- [Exercise prompt]: Scan the entries and state how many lines contain "Gallery". Write no other text.

━━━━━ Data to process

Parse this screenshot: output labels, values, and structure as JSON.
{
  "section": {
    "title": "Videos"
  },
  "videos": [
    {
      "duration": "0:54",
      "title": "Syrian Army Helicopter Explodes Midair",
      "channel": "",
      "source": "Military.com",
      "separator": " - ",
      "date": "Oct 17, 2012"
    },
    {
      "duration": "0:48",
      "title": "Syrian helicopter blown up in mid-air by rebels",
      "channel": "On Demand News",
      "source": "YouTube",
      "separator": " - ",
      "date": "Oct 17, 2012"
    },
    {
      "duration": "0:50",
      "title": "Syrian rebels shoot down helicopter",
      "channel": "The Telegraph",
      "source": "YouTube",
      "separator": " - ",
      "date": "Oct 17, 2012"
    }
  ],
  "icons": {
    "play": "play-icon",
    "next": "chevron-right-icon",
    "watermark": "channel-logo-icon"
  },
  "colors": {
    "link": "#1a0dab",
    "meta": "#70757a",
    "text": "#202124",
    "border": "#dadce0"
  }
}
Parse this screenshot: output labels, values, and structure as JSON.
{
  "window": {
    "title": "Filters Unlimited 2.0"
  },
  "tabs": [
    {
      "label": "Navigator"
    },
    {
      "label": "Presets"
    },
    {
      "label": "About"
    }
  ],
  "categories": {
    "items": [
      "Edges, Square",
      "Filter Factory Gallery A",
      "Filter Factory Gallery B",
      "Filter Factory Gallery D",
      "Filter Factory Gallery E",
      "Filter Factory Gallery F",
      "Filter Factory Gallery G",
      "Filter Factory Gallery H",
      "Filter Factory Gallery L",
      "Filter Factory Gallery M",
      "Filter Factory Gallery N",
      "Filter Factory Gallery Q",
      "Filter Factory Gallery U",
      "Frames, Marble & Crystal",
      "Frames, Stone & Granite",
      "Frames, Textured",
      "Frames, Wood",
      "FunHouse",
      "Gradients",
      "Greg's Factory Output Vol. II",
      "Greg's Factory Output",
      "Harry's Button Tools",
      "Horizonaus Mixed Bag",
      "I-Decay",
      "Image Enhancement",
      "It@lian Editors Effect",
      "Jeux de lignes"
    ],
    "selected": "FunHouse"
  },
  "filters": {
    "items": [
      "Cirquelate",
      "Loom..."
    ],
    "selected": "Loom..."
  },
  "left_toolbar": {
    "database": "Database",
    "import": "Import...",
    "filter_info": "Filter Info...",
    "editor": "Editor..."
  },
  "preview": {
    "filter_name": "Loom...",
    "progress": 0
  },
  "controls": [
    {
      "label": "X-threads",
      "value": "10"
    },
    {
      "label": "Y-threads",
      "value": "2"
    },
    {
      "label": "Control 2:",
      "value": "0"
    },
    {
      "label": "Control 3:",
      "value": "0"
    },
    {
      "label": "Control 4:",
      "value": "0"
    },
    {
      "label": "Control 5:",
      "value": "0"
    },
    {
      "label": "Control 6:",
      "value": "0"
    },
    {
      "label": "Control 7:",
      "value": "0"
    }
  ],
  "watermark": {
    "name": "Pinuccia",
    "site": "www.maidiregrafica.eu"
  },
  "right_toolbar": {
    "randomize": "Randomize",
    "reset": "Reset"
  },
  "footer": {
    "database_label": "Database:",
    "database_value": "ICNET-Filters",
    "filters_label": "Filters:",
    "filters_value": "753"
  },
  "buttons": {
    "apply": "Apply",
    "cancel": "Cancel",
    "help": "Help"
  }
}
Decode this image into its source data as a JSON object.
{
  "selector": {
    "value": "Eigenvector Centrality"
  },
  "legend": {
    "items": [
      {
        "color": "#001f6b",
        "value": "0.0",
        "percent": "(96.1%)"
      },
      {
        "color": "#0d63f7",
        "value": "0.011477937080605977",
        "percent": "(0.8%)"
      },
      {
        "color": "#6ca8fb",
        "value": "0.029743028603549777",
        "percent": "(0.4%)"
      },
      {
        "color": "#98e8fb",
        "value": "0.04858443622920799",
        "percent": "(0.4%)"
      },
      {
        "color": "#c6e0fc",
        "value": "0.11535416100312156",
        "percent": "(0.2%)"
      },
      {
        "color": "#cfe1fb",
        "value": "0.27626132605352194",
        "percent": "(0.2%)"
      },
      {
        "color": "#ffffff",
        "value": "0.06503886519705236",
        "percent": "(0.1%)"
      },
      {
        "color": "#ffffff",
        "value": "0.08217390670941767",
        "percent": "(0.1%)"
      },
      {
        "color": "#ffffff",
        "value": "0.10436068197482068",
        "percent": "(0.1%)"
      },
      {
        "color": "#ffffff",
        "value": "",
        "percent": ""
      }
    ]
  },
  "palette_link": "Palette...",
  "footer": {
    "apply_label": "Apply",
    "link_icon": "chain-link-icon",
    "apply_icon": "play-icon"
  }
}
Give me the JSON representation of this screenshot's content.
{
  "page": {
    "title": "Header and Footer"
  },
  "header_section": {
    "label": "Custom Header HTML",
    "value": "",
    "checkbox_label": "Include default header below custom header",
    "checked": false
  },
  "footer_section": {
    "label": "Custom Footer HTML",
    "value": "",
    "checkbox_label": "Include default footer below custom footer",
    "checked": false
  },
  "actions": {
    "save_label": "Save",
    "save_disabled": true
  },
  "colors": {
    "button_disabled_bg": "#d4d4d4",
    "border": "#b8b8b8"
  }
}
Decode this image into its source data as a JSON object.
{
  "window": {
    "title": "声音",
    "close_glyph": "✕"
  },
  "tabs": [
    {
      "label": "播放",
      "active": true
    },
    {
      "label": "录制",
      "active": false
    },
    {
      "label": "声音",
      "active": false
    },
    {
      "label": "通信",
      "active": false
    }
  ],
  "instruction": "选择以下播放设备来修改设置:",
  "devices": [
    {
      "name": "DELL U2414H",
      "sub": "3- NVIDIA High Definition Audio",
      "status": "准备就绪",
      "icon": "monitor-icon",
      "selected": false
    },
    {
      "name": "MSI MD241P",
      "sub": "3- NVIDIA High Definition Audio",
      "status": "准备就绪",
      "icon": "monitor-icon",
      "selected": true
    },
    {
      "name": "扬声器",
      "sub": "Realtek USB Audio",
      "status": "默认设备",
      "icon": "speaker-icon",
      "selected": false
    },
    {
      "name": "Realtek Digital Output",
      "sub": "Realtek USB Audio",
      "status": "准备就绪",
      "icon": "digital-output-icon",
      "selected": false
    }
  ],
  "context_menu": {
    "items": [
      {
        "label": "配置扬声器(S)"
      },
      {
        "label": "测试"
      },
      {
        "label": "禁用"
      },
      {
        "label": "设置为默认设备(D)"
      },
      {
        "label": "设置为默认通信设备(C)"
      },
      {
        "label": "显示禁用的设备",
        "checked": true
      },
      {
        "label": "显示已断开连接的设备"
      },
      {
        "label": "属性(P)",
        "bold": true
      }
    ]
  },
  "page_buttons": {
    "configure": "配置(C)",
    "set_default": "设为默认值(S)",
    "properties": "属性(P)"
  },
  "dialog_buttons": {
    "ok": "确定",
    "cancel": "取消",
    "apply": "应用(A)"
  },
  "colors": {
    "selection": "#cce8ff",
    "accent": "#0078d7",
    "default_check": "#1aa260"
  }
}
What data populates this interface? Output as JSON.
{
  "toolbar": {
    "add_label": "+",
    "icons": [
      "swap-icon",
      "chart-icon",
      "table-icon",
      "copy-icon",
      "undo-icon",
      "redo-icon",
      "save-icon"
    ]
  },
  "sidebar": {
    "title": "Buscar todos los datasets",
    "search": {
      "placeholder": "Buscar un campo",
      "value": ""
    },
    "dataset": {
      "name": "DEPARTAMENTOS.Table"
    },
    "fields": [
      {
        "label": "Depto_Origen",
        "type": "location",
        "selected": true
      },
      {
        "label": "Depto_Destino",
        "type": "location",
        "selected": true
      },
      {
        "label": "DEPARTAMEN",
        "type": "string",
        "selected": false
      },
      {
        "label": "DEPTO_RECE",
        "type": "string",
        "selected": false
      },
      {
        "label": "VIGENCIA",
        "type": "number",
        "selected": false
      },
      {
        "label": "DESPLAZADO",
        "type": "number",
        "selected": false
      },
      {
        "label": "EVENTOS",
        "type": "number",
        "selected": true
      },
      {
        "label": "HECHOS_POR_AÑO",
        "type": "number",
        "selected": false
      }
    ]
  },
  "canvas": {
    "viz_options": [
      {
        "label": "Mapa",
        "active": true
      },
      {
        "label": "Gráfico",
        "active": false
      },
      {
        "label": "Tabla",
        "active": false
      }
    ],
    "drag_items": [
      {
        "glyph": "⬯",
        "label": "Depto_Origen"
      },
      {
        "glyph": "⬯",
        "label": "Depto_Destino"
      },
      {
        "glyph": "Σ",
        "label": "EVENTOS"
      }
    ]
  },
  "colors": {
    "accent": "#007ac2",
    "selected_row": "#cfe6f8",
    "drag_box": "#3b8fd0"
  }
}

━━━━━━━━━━

- [Result for this task]: 12